A second embodiment of the invention is shown in FIG. 3 wherein a sheet metal brake fluid reservoir 12' is secured to a master cylinder body 14'. Two hollow nuts 40 and 42 pass through apertures in the bottom of the reservoir 12' and are threaded into hollow bosses 44 in the brake cylinder 14' to mount the reservoir 12' to the brake cylinder 14' and also to provide liquid communication therebetween. The nut 42 has radially outwardly extending portions 46 and an upwardly extending terminal portion 48 to provide a standpipe or secondary reservoir which in effect divides the reservoir 12' into two compartments when the level of the liquid 20 falls below the top of the portion 48. A baffle 50 formed of sheet metal such as steel or other magnetic material includes a first horizontal portion 52 apertured to receive the nut 42 and which is secured to the bottom of the reservoir 12' by the horizontal portion 46 of the nut 42. The baffle 50 has an inverted U-shaped portion 54 substantially in the center of the reservoir 12'. The baffle 50 further includes a second horizontal portion 56 generally in the area above the nut 40 which terminates in a downwardly extending flange 58 which rests on the bottom of the reservoir 12'. The baffle 50 is slightly spaced from the sides of the reservoir so that fluid communication is possible from one side of the baffle to the other. The baffle has the effect of retarding splashing or sloshing of liquid within the reservoir. A float 22 like that described for the embodiment of FIGS. 1 and 2 and carrying reed switch 28 and a magnet 30 is located in the liquid 20 above the horizontal portion 56 of the baffle 50. Thus the horizontal portion 56 of the baffle serves as the body of magnetic material which alters the magnetic field to change the state of the reed switch as the liquid level decreases sufficiently for the switch-magnet assembly to approach the portion 56. The horizontal portion may be formed at any desired height above the reservoir bottom to establish the switch point of the liquid level sensor at the desired level.

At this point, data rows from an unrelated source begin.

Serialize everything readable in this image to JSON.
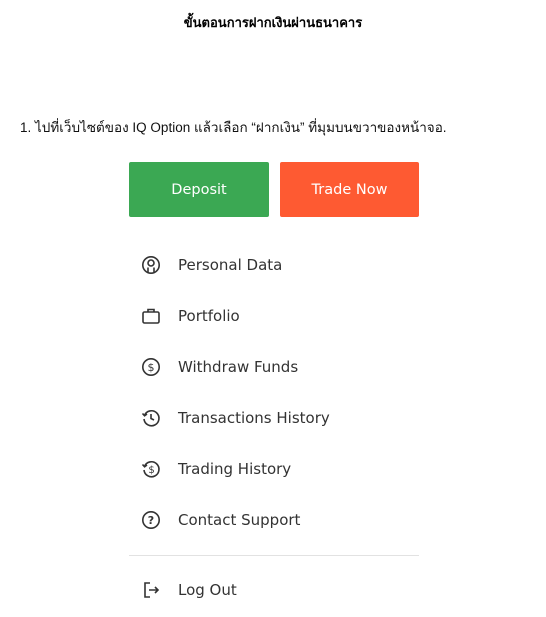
{
  "page_title": "ขั้นตอนการฝากเงินผ่านธนาคาร",
  "step_text": "1. ไปที่เว็บไซต์ของ IQ Option แล้วเลือก “ฝากเงิน” ที่มุมบนขวาของหน้าจอ.",
  "buttons": {
    "deposit_label": "Deposit",
    "trade_now_label": "Trade Now"
  },
  "menu": {
    "items": [
      {
        "label": "Personal Data",
        "icon": "personal-data-icon"
      },
      {
        "label": "Portfolio",
        "icon": "briefcase-icon"
      },
      {
        "label": "Withdraw Funds",
        "icon": "dollar-circle-icon"
      },
      {
        "label": "Transactions History",
        "icon": "history-clock-icon"
      },
      {
        "label": "Trading History",
        "icon": "history-dollar-icon"
      },
      {
        "label": "Contact Support",
        "icon": "question-circle-icon"
      }
    ],
    "logout_label": "Log Out"
  },
  "colors": {
    "deposit": "#3ba853",
    "trade_now": "#fe5a32",
    "icon": "#333333"
  }
}
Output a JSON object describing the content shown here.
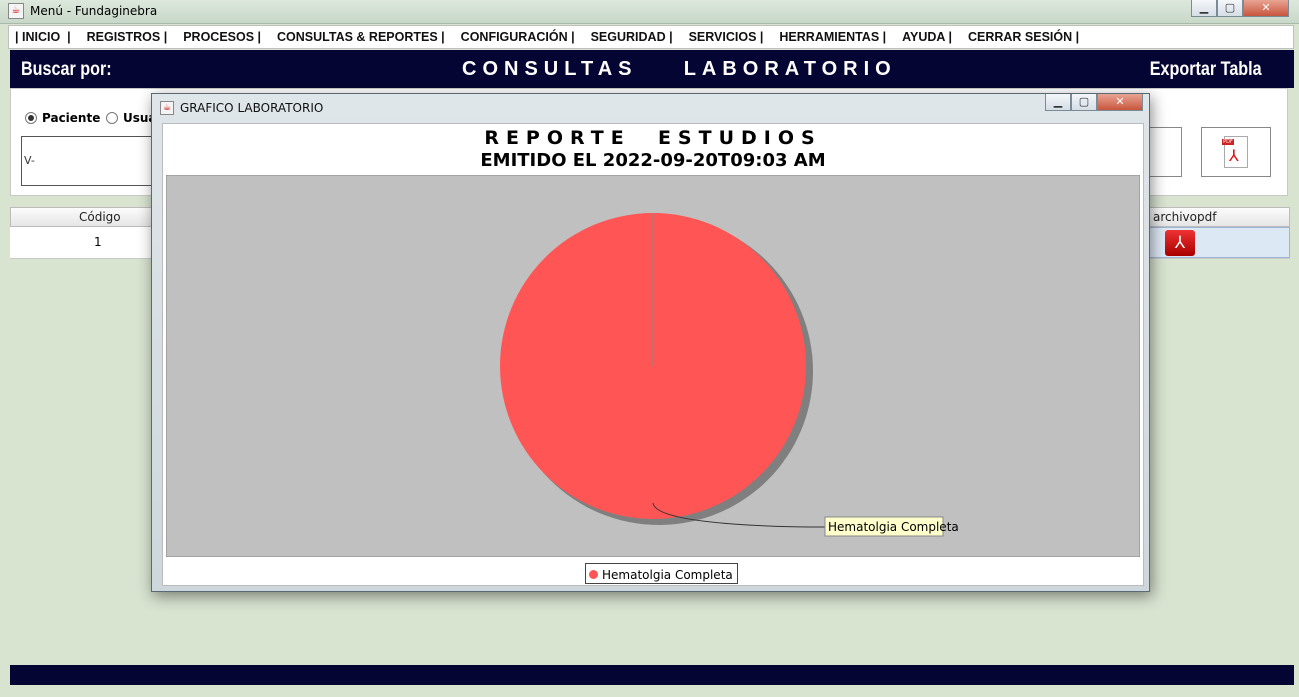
{
  "window": {
    "title": "Menú - Fundaginebra"
  },
  "menu": [
    "| INICIO  |",
    "REGISTROS |",
    "PROCESOS |",
    "CONSULTAS & REPORTES |",
    "CONFIGURACIÓN |",
    "SEGURIDAD |",
    "SERVICIOS |",
    "HERRAMIENTAS |",
    "AYUDA |",
    "CERRAR SESIÓN |"
  ],
  "header": {
    "search_label": "Buscar por:",
    "title": "CONSULTAS    LABORATORIO",
    "export_label": "Exportar Tabla"
  },
  "search": {
    "radio_paciente": "Paciente",
    "radio_usuario": "Usua",
    "input_value": "V-"
  },
  "table": {
    "columns": [
      "Código",
      "archivopdf"
    ],
    "rows": [
      {
        "codigo": "1"
      }
    ]
  },
  "dialog": {
    "title": "GRAFICO LABORATORIO",
    "chart_title": "REPORTE  ESTUDIOS",
    "chart_subtitle": "EMITIDO EL 2022-09-20T09:03 AM",
    "slice_label": "Hematolgia Completa"
  },
  "colors": {
    "navy": "#050533",
    "slice": "#ff5555",
    "plot_bg": "#c0c0c0"
  },
  "chart_data": {
    "type": "pie",
    "title": "REPORTE  ESTUDIOS",
    "subtitle": "EMITIDO EL 2022-09-20T09:03 AM",
    "categories": [
      "Hematolgia Completa"
    ],
    "values": [
      100
    ],
    "unit": "%",
    "legend": "bottom"
  }
}
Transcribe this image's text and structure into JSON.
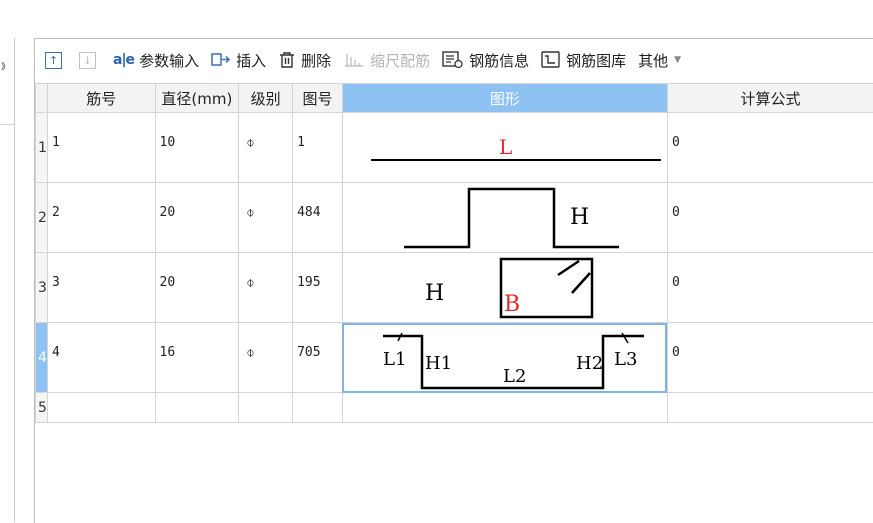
{
  "toolbar": {
    "move_up_label": "",
    "move_down_label": "",
    "param_input_icon_text": "a|e",
    "param_input_label": "参数输入",
    "insert_label": "插入",
    "delete_label": "删除",
    "scale_label": "缩尺配筋",
    "rebar_info_label": "钢筋信息",
    "rebar_library_label": "钢筋图库",
    "other_label": "其他"
  },
  "table": {
    "headers": {
      "bar_no": "筋号",
      "diameter": "直径(mm)",
      "grade": "级别",
      "shape_no": "图号",
      "shape": "图形",
      "formula": "计算公式"
    },
    "rows": [
      {
        "row": "1",
        "bar_no": "1",
        "diameter": "10",
        "grade": "⌽",
        "shape_no": "1",
        "formula": "0",
        "labels": {
          "a": "L"
        }
      },
      {
        "row": "2",
        "bar_no": "2",
        "diameter": "20",
        "grade": "⌽",
        "shape_no": "484",
        "formula": "0",
        "labels": {
          "a": "H"
        }
      },
      {
        "row": "3",
        "bar_no": "3",
        "diameter": "20",
        "grade": "⌽",
        "shape_no": "195",
        "formula": "0",
        "labels": {
          "a": "H",
          "b": "B"
        }
      },
      {
        "row": "4",
        "bar_no": "4",
        "diameter": "16",
        "grade": "⌽",
        "shape_no": "705",
        "formula": "0",
        "labels": {
          "l1": "L1",
          "h1": "H1",
          "l2": "L2",
          "h2": "H2",
          "l3": "L3"
        }
      },
      {
        "row": "5",
        "bar_no": "",
        "diameter": "",
        "grade": "",
        "shape_no": "",
        "formula": ""
      }
    ]
  },
  "colors": {
    "accent": "#8ec2f2",
    "label_red": "#e8272d",
    "icon_blue": "#3a6fb0"
  }
}
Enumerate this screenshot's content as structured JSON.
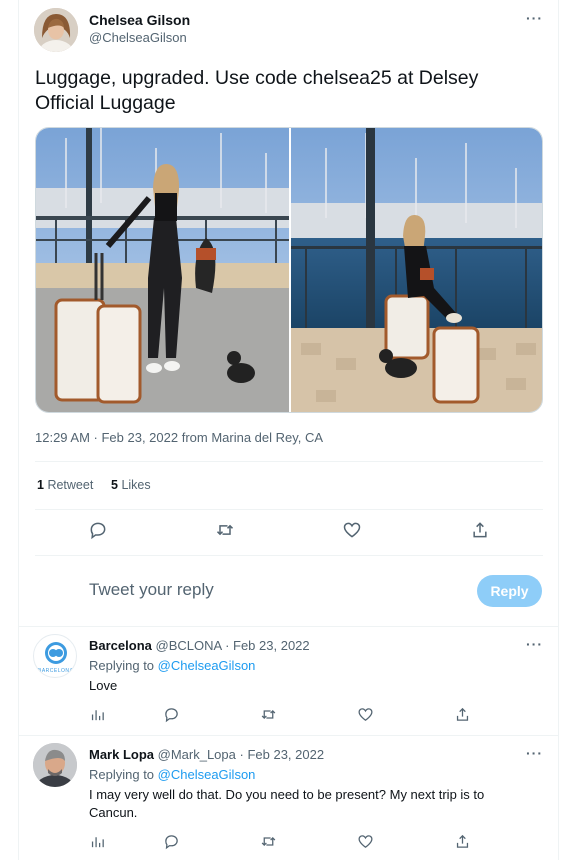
{
  "tweet": {
    "author_name": "Chelsea Gilson",
    "author_handle": "@ChelseaGilson",
    "more_label": "···",
    "text": "Luggage, upgraded. Use code chelsea25 at Delsey Official Luggage",
    "timestamp": "12:29 AM · Feb 23, 2022 from Marina del Rey, CA",
    "retweets_count": "1",
    "retweets_label": "Retweet",
    "likes_count": "5",
    "likes_label": "Likes"
  },
  "composer": {
    "placeholder": "Tweet your reply",
    "reply_button": "Reply"
  },
  "replies": [
    {
      "name": "Barcelona",
      "handle": "@BCLONA",
      "separator": " · ",
      "date": "Feb 23, 2022",
      "replying_prefix": "Replying to ",
      "replying_to": "@ChelseaGilson",
      "text": "Love",
      "more": "···",
      "avatar_text": "BARCELONA"
    },
    {
      "name": "Mark Lopa",
      "handle": "@Mark_Lopa",
      "separator": " · ",
      "date": "Feb 23, 2022",
      "replying_prefix": "Replying to ",
      "replying_to": "@ChelseaGilson",
      "text": "I may very well do that. Do you need to be present? My next trip is to Cancun.",
      "more": "···"
    }
  ],
  "colors": {
    "accent": "#1d9bf0",
    "reply_button_disabled": "#8ecdf8",
    "muted_text": "#536471",
    "divider": "#eff3f4"
  },
  "icons": {
    "action_bar": [
      "reply-icon",
      "retweet-icon",
      "like-icon",
      "share-icon"
    ],
    "reply_action_bar": [
      "analytics-icon",
      "reply-icon",
      "retweet-icon",
      "like-icon",
      "share-icon"
    ]
  }
}
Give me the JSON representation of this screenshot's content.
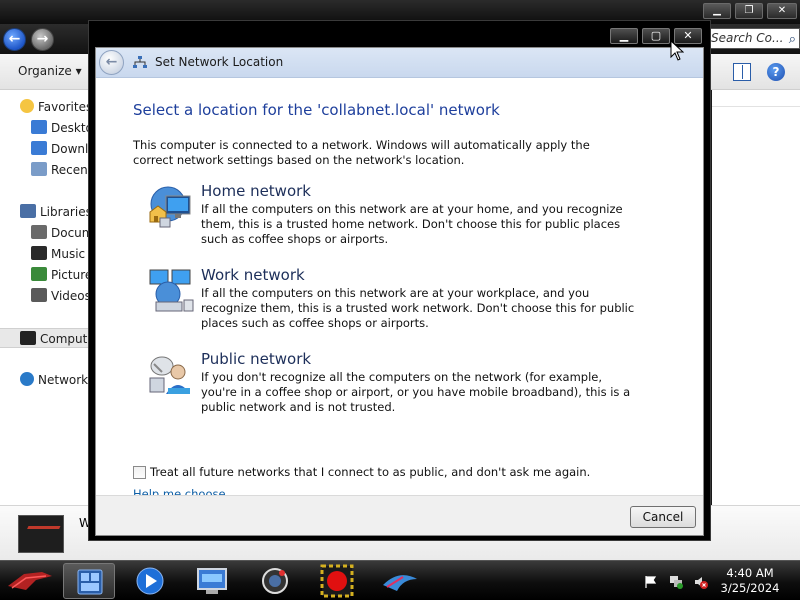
{
  "explorer": {
    "search_placeholder": "Search Co...",
    "toolbar": {
      "organize_label": "Organize ▾"
    },
    "sidebar": [
      {
        "label": "Favorites",
        "color": "#f5c542"
      },
      {
        "label": "Desktop",
        "color": "#3a7bd5"
      },
      {
        "label": "Downloads",
        "color": "#3a7bd5"
      },
      {
        "label": "Recent Places",
        "color": "#7a9cc8"
      },
      {
        "label": "Libraries",
        "color": "#4a6fa5"
      },
      {
        "label": "Documents",
        "color": "#6a6a6a"
      },
      {
        "label": "Music",
        "color": "#2a2a2a"
      },
      {
        "label": "Pictures",
        "color": "#3a8a3a"
      },
      {
        "label": "Videos",
        "color": "#5a5a5a"
      },
      {
        "label": "Computer",
        "color": "#222222"
      },
      {
        "label": "Network",
        "color": "#2a7ac8"
      }
    ],
    "details_name": "W"
  },
  "dialog": {
    "title": "Set Network Location",
    "main_instruction": "Select a location for the 'collabnet.local' network",
    "intro": "This computer is connected to a network. Windows will automatically apply the correct network settings based on the network's location.",
    "options": [
      {
        "title": "Home network",
        "description": "If all the computers on this network are at your home, and you recognize them, this is a trusted home network.  Don't choose this for public places such as coffee shops or airports."
      },
      {
        "title": "Work network",
        "description": "If all the computers on this network are at your workplace, and you recognize them, this is a trusted work network.  Don't choose this for public places such as coffee shops or airports."
      },
      {
        "title": "Public network",
        "description": "If you don't recognize all the computers on the network (for example, you're in a coffee shop or airport, or you have mobile broadband), this is a public network and is not trusted."
      }
    ],
    "checkbox_label": "Treat all future networks that I connect to as public, and don't ask me again.",
    "checkbox_checked": false,
    "help_link": "Help me choose",
    "cancel_label": "Cancel"
  },
  "taskbar": {
    "time": "4:40 AM",
    "date": "3/25/2024",
    "apps": [
      "explorer-icon",
      "media-player-icon",
      "network-center-icon",
      "camera-icon",
      "record-icon",
      "rog-app-icon"
    ]
  },
  "colors": {
    "link": "#0e5fa6",
    "instruction": "#1e3f9c",
    "header_band": "#c9d8ee"
  }
}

With this arrangement, it is convenient to use the same float assembly in reservoirs of various sizes or for applications requiring various liquid sensing levels by changing only the shape of the baffle 50. Of course, it is not essential that the horizontal portion 56 be part of a baffle, per se, in order to provide a body of magnetic material for switch actuation at some level above the bottom of the reservoir.
It is thus seen that the liquid level detector having a reed switch and a magnet spaced at a fixed distance provides an improved and simplified means of detecting liquid level.